* _Exercise details_
Search the records for the word "JSON". Copy every line where it appears.

* _Source data_

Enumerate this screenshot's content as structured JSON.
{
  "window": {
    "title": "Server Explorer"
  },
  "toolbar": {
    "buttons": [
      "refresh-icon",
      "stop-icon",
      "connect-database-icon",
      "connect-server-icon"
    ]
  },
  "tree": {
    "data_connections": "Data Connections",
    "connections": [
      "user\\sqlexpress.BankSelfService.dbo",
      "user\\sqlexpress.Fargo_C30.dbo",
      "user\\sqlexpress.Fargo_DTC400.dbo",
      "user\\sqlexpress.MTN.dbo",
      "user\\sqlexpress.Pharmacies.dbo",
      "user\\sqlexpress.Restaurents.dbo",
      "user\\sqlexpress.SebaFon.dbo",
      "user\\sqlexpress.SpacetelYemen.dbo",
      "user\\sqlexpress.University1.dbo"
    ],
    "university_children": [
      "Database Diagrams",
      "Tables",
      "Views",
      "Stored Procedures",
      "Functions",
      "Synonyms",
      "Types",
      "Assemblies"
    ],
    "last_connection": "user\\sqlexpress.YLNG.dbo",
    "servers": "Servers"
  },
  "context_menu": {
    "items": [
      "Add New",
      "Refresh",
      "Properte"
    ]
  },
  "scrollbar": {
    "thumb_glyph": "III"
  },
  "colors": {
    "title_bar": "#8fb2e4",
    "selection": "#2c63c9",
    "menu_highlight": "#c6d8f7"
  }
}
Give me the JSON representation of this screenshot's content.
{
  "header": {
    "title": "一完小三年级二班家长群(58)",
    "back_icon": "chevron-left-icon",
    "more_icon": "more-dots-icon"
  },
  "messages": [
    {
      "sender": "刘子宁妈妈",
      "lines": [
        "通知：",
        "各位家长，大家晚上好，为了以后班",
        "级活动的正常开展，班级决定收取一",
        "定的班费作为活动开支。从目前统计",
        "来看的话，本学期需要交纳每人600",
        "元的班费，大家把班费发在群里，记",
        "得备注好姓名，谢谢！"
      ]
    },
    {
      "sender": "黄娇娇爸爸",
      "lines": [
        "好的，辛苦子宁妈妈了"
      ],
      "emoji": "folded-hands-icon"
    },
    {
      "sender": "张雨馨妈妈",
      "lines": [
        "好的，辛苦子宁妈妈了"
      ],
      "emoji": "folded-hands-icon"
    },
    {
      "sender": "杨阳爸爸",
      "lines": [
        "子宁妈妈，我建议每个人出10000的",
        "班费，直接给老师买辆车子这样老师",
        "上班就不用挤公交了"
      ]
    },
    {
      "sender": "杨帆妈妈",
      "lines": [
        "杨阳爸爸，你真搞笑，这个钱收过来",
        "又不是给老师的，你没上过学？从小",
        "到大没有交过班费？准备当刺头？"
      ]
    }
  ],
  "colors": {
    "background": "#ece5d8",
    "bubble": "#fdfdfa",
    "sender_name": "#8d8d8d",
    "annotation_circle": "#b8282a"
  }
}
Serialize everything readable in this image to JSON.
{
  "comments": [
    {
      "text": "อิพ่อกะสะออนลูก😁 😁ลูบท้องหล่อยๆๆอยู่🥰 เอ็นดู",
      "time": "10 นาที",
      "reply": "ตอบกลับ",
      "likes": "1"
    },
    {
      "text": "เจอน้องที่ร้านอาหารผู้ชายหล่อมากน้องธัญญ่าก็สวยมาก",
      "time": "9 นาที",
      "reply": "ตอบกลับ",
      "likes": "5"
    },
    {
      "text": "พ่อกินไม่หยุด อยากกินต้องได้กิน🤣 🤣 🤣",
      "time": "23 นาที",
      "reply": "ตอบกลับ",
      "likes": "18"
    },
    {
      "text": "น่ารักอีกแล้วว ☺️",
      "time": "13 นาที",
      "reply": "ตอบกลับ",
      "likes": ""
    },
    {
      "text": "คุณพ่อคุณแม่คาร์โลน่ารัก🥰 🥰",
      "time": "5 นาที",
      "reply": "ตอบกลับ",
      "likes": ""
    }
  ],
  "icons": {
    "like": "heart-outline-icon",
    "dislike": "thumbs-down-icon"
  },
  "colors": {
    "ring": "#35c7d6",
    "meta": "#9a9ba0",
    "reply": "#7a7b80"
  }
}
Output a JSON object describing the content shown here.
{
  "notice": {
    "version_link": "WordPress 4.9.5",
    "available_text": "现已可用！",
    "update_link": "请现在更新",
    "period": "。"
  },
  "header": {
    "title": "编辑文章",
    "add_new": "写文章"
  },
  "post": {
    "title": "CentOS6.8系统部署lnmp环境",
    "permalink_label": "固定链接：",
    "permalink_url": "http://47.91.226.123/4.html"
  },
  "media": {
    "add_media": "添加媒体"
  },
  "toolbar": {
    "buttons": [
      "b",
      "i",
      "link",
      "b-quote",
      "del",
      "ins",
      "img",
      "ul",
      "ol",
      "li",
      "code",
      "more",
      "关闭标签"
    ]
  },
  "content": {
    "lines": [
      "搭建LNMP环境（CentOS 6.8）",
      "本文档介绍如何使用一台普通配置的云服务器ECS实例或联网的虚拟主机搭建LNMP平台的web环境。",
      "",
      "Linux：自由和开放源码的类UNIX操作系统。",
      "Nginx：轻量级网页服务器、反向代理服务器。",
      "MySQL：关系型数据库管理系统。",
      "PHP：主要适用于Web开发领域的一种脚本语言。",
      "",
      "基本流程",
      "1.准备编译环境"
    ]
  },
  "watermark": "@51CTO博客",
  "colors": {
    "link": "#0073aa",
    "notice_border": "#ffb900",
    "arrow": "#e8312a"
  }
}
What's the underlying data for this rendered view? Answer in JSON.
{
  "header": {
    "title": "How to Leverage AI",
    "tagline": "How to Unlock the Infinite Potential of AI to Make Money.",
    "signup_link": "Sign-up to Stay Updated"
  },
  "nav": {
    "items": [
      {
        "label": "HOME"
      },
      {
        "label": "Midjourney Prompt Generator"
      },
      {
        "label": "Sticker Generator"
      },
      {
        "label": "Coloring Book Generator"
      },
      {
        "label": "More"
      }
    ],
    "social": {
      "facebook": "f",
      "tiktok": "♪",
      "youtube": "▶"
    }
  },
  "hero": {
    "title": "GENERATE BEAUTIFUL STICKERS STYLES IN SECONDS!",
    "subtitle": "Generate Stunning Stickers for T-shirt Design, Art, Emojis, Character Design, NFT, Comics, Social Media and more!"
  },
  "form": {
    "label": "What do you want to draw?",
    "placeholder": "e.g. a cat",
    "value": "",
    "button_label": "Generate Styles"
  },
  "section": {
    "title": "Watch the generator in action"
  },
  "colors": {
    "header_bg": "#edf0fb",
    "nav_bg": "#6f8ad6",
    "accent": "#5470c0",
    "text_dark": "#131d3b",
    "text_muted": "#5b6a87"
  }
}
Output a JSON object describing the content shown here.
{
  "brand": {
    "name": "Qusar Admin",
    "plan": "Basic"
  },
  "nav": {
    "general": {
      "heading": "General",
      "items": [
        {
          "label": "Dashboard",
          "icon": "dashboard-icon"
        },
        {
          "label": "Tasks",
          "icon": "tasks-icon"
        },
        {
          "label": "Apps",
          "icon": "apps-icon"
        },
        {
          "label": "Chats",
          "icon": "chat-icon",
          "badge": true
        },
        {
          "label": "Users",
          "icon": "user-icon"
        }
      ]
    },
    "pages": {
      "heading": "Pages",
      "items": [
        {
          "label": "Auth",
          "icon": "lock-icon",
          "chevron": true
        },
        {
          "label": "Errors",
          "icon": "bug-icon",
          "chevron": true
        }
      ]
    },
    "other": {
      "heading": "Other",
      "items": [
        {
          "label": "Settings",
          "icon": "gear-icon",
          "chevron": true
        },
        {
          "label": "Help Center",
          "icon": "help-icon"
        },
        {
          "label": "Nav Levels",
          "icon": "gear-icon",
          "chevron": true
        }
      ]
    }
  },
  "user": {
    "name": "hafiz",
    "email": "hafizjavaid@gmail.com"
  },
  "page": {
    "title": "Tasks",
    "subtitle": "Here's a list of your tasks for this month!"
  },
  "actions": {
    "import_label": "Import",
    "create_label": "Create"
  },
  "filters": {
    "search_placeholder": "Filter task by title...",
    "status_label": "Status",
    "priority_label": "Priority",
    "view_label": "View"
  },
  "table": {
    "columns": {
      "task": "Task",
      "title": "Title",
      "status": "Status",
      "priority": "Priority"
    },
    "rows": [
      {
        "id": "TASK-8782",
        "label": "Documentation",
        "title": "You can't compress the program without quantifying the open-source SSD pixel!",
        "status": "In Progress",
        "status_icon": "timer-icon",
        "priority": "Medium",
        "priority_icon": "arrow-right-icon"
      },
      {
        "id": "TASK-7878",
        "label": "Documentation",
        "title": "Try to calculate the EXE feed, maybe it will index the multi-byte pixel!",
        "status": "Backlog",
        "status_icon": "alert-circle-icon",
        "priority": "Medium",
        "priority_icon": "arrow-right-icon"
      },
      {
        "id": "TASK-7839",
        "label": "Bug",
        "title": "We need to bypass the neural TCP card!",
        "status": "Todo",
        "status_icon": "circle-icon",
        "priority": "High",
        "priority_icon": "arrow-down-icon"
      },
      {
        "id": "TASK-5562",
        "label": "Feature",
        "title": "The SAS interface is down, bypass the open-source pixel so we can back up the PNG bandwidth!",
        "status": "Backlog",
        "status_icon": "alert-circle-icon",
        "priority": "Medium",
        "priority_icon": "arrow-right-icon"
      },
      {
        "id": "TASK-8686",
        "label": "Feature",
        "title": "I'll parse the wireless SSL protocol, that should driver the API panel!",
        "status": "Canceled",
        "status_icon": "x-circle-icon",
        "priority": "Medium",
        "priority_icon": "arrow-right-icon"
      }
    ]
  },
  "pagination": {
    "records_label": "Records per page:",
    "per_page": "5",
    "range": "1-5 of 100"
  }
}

* _Solution below_
Enumerate this screenshot's content as structured JSON.
Give me the JSON representation of this screenshot's content.
Serialize everything readable in this image to JSON.
Output a JSON object describing the content shown here.
What's the underlying data for this rendered view? Answer in JSON.
Output a JSON object describing the content shown here.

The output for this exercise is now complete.